### Task goal
Using the records below, find every line that includes "icons" and copy it.

Component data from apps and pages:
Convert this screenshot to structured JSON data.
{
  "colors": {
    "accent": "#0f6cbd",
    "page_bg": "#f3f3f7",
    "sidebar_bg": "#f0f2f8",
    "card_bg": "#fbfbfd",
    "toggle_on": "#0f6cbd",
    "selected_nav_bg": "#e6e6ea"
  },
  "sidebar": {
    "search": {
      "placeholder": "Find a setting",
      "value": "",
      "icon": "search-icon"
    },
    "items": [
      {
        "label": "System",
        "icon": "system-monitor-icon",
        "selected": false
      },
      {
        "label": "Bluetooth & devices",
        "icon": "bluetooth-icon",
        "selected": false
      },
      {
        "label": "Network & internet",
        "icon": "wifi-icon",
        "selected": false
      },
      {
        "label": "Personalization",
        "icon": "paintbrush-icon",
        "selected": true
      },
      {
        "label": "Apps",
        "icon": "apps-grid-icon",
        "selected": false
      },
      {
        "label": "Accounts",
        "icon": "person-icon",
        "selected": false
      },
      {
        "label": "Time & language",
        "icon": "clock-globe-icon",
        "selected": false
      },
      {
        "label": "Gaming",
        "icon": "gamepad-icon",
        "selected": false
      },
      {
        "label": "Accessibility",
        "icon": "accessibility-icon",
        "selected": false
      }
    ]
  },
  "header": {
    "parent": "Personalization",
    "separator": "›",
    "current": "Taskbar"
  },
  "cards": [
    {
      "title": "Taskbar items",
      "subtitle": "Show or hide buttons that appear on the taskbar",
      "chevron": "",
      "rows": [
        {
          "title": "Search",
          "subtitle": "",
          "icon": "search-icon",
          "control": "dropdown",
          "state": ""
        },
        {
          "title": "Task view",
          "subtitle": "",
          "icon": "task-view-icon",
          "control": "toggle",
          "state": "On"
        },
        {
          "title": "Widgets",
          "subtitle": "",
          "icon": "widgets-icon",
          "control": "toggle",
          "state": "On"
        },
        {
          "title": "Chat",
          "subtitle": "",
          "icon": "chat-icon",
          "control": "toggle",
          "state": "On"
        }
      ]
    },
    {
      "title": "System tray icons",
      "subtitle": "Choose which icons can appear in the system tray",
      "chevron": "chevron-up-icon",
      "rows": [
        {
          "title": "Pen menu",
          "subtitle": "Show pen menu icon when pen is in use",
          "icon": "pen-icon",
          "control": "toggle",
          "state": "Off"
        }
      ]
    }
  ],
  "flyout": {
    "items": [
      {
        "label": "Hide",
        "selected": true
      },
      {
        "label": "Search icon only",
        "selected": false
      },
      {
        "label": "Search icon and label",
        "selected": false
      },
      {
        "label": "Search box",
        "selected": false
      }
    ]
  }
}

### Result
      "title": "System tray icons",
      "subtitle": "Choose which icons can appear in the system tray",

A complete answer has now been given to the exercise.